Alan Faena — prominent argentine developer — is partnering with an all-star cast of celebrated artists, architects and Hollywood darlings to revive the decadence of the roaring twenties, envisioning a booming cultural “epicenter” for the city of Miami. The development, Faena Miami Beach, would include the restoration of the historic Saxony Hotel (the original symbol of opulent resorts along Florida beaches), the construction of new luxury apartments by Foster + Partners and the Rem Koolhaas/OMA-designed Faena Arts Center and Artist Residency. Review them all after the break.
Los Angeles-based cinematographer Tomas Koolhaas is nearing completion of his highly anticipated film, REM. The feature length documentary, which focuses on the work of Tomas’ famed father, Rem Koolhaas, is the first architectural film to “comprehensively explore the human conditions in and around Rem Koolhaas’ buildings from a ground level perspective.” Rather than lifeless still shots and long-winded, intellectual discourse, REM exposes the one thing that gives each building function and purpose: how it is used by people.
So far, REM has been funded entirely by grants. However, in order for Tomas to collect the necessary funds to complete post-production, he has turned to you by launching a Kickstarter campaign.
Watch REM’s official trailer above, which follows a parkour expert as he moves through the Casa De Musica in Porto, and follow us after the break for Tomas’ exclusive interview with Kanye West, who comments on his work with OMA at the 2012 Cannes film festival.
At the opening of the newly constructed De Rotterdam building in his home city, Rem Koolhaas spoke at length about how this “vertical city” was designed to appear scaleless, despite its urban context. More about what Koolhaas had to say about the project and the city, after the break…
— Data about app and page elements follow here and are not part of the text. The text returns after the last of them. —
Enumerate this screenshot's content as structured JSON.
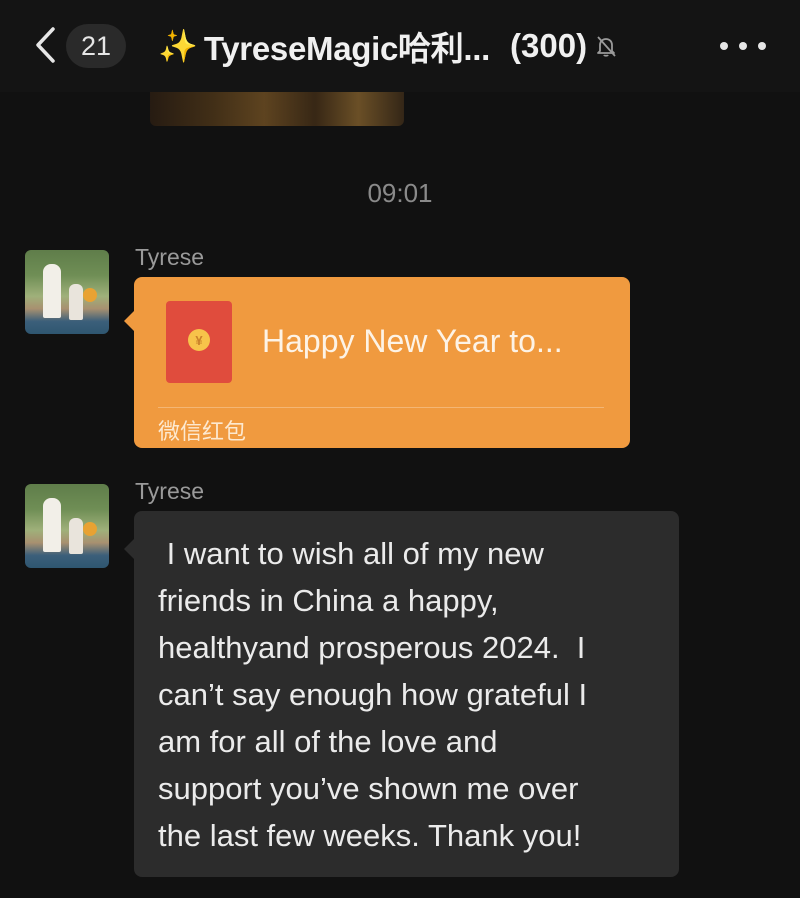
{
  "header": {
    "unread_count": "21",
    "title_emoji": "✨",
    "title": "TyreseMagic哈利...",
    "member_count": "(300)"
  },
  "icons": {
    "back": "chevron-left-icon",
    "mute": "bell-slash-icon",
    "more": "more-dots-icon",
    "red_packet": "red-packet-icon"
  },
  "timestamp": "09:01",
  "messages": [
    {
      "sender": "Tyrese",
      "type": "red_packet",
      "packet_title": "Happy New Year to...",
      "packet_footer": "微信红包",
      "packet_coin": "¥"
    },
    {
      "sender": "Tyrese",
      "type": "text",
      "lines": [
        " I want to wish all of my new",
        "friends in China a happy,",
        "healthyand prosperous 2024.  I",
        "can’t say enough how grateful I",
        "am for all of the love and",
        "support you’ve shown me over",
        "the last few weeks. Thank you!"
      ]
    }
  ],
  "colors": {
    "background": "#111111",
    "packet": "#f09a3f",
    "envelope": "#e04c3d",
    "text_bubble": "#2c2c2c"
  }
}
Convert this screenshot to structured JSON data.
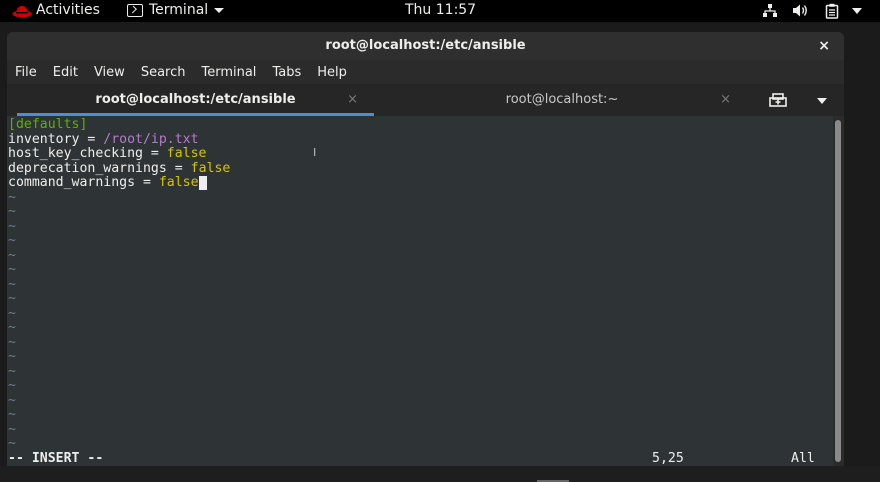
{
  "topbar": {
    "activities": "Activities",
    "app_name": "Terminal",
    "clock": "Thu 11:57",
    "icons": [
      "redhat-logo-icon",
      "terminal-icon",
      "network-icon",
      "volume-icon",
      "clipboard-icon",
      "power-menu-icon"
    ]
  },
  "window": {
    "title": "root@localhost:/etc/ansible",
    "close_symbol": "×"
  },
  "menu": [
    "File",
    "Edit",
    "View",
    "Search",
    "Terminal",
    "Tabs",
    "Help"
  ],
  "tabs": [
    {
      "label": "root@localhost:/etc/ansible",
      "close": "×",
      "active": true
    },
    {
      "label": "root@localhost:~",
      "close": "×",
      "active": false
    }
  ],
  "editor": {
    "lines": [
      [
        {
          "text": "[defaults]",
          "cls": "c-green"
        }
      ],
      [
        {
          "text": "inventory = ",
          "cls": ""
        },
        {
          "text": "/root/ip.txt",
          "cls": "c-magenta"
        }
      ],
      [
        {
          "text": "host_key_checking = ",
          "cls": ""
        },
        {
          "text": "false",
          "cls": "c-yellow"
        }
      ],
      [
        {
          "text": "deprecation_warnings = ",
          "cls": ""
        },
        {
          "text": "false",
          "cls": "c-yellow"
        }
      ],
      [
        {
          "text": "command_warnings = ",
          "cls": ""
        },
        {
          "text": "false",
          "cls": "c-yellow"
        }
      ]
    ],
    "cursor_line": 4,
    "tilde": "~",
    "tilde_count": 18,
    "mode": "-- INSERT --",
    "position": "5,25",
    "scope": "All",
    "pointer": "I"
  },
  "colors": {
    "terminal_bg": "#2e3436",
    "section": "#5fb000",
    "path": "#b87acb",
    "keyword": "#d3c400",
    "tab_indicator": "#4a90d9"
  }
}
In the architectural stomping ground that is Rotterdam, it’s no small task to design a building that actually stands out. But, according to The Guardian’s Oliver Wainwright, the recently completed De Rotterdam building manages to. Although the Koolhaas-designed structure, which houses offices, apartments and even a boutique hotel, may at first seem simple (simplistic, even), Wainwright praises how the shifting masses cleverly play tricks on your perception. The building is undoubtedly impressive, but is the unconventional envelope enough to distract from a bland-at-best interior? Read the rest of Wainwright’s critique here. evaluate